Much is made of progressing back up through the miasmatic scale after appropriate homeopathic remedies have been given, but the truth is that people under stress always revert back to their weakest point. Stress if it is strong enough, will throw people back into positions they thought they left behind years before. I have had patients that will claim after a break-up of a marriage or a business failure or something equally as distressing, that they begin to suffer complaints such as migraines or asthma for the first time in twenty years. Does this mean they have suddenly acquired the same layer of infection they had twenty years ago? Of course not. It simply means that under a certain amount of pressure, migraines or asthma will present themselves in this person, but they have been absent because the person has not been under enough pressure to elicit them until recently. This opens up a whole new paradigm of prescribing. The base line is that I do not believe even under the best homeopathic remedy that cure means the eradication of all previous symptoms forever. Rather, I see cure as a balance between stress and response. Homeopathic remedies build a buffer zone between how much stress a person can endure before the same response begins again.

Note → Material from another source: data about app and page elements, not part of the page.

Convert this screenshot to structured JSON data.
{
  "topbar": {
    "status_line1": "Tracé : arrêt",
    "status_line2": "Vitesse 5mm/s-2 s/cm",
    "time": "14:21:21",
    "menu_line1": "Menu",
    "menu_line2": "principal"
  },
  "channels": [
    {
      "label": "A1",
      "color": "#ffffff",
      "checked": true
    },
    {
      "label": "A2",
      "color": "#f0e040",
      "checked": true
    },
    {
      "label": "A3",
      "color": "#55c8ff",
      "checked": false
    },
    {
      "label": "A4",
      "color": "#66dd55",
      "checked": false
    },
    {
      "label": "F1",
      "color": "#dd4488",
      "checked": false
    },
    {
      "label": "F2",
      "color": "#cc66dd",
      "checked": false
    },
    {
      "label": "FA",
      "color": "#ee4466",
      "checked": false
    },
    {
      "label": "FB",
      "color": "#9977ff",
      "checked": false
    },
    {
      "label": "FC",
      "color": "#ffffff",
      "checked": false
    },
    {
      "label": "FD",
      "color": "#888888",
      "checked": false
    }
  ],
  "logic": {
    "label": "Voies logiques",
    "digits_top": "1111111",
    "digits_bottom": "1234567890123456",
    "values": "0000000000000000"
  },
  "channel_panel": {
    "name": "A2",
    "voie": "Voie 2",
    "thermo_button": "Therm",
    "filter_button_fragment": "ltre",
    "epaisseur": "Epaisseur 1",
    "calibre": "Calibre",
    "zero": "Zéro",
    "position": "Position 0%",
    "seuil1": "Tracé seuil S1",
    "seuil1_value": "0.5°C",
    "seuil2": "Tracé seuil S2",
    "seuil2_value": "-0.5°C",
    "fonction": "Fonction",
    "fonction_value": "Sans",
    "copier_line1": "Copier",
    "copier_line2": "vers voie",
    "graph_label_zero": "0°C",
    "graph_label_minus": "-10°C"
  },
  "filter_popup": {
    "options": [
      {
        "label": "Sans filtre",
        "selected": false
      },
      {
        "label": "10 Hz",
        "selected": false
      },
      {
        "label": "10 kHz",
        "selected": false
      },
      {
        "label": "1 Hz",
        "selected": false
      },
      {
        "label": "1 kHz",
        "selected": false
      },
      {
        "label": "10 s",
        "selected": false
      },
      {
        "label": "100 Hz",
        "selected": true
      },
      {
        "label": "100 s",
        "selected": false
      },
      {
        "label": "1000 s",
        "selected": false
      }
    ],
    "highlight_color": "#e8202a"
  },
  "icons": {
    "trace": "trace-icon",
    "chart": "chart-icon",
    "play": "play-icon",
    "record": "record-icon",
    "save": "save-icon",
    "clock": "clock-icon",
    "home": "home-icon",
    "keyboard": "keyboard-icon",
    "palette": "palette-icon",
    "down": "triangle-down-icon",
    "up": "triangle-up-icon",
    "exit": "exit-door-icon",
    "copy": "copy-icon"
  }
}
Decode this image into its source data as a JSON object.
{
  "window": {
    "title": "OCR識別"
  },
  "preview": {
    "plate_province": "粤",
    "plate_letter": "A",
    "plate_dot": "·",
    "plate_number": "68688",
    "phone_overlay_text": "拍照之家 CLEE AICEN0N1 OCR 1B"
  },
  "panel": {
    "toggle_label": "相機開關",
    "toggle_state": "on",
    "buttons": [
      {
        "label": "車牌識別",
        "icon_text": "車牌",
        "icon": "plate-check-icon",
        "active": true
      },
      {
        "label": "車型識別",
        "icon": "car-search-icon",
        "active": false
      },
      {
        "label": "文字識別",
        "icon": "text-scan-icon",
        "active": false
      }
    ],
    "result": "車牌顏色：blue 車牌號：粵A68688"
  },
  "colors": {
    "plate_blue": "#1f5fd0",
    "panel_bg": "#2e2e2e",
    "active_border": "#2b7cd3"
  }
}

This makes absolute sense to me now, that there can only be seven miasms or seven responses. Using the three basic ways that a person or immune system can respond, that is outwardly, inwardly or sticking to a fixed position (psora, syphilis and sycosis), only four other miasms can exist alongside those primary miasms. When two dissimilar diseases of equal strength join together – tubercular (psora & syphilis), syco-psora, syco-syphilis and cancer (psora, sycosis and syphilis of equal strength) from the three primary responses come a total of seven. It is just simple math. We have taken pathologies out of the equation so typhoid, malaria, chickenpox, etc., just can’t exist as miasms in their own right. They may be illnesses that occur but they don’t describe a miasm as an independent response state.

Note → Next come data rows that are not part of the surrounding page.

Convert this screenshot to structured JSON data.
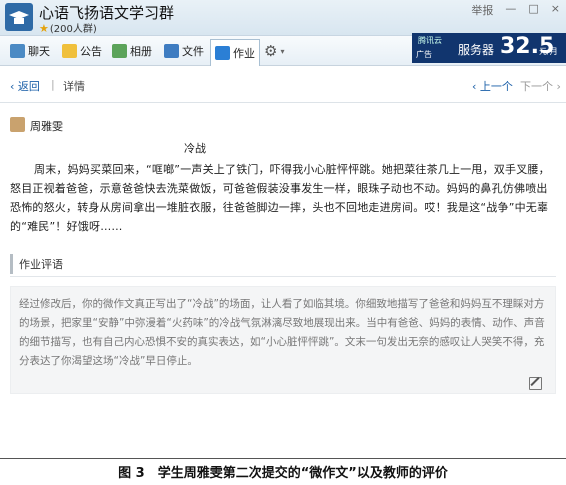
{
  "group": {
    "title": "心语飞扬语文学习群",
    "meta": "(200人群)",
    "window_controls": [
      "举报",
      "—",
      "□",
      "×"
    ]
  },
  "tabs": [
    {
      "label": "聊天",
      "icon": "chat-icon"
    },
    {
      "label": "公告",
      "icon": "announcement-icon"
    },
    {
      "label": "相册",
      "icon": "photo-icon"
    },
    {
      "label": "文件",
      "icon": "folder-icon"
    },
    {
      "label": "作业",
      "icon": "homework-icon",
      "active": true
    }
  ],
  "ad": {
    "brand": "腾讯云",
    "tag": "广告",
    "label": "服务器",
    "price": "32.5",
    "unit": "元/月"
  },
  "nav": {
    "back": "返回",
    "crumb": "详情",
    "prev": "上一个",
    "next": "下一个"
  },
  "submission": {
    "student": "周雅雯",
    "essay_title": "冷战",
    "essay_body": "周末，妈妈买菜回来，“哐啷”一声关上了铁门，吓得我小心脏怦怦跳。她把菜往茶几上一甩，双手叉腰，怒目正视着爸爸，示意爸爸快去洗菜做饭，可爸爸假装没事发生一样，眼珠子动也不动。妈妈的鼻孔仿佛喷出恐怖的怒火，转身从房间拿出一堆脏衣服，往爸爸脚边一摔，头也不回地走进房间。哎！我是这“战争”中无辜的“难民”！好饿呀……"
  },
  "comment": {
    "heading": "作业评语",
    "text": "经过修改后，你的微作文真正写出了“冷战”的场面，让人看了如临其境。你细致地描写了爸爸和妈妈互不理睬对方的场景，把家里“安静”中弥漫着“火药味”的冷战气氛淋漓尽致地展现出来。当中有爸爸、妈妈的表情、动作、声音的细节描写，也有自己内心恐惧不安的真实表达，如“小心脏怦怦跳”。文末一句发出无奈的感叹让人哭笑不得，充分表达了你渴望这场“冷战”早日停止。"
  },
  "caption": "图 3　学生周雅雯第二次提交的“微作文”以及教师的评价"
}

Grant worked backwards to get to this point but when a system is true it will explain everything; and put simply, our world is three dimensional, there are three particles (electrons, neutrons and protons). There are the three forces of outward, fixed and inward and the three measurements of height, width and depth. Psora, sycosis and syphilis represent the Homeopathic view of this natural construct. These same forces shape our facial structure – they shape every part of who we are, how we see life, how we respond to stress, how we look, absolutely everything. Homeopathy is so clever and yet so simple!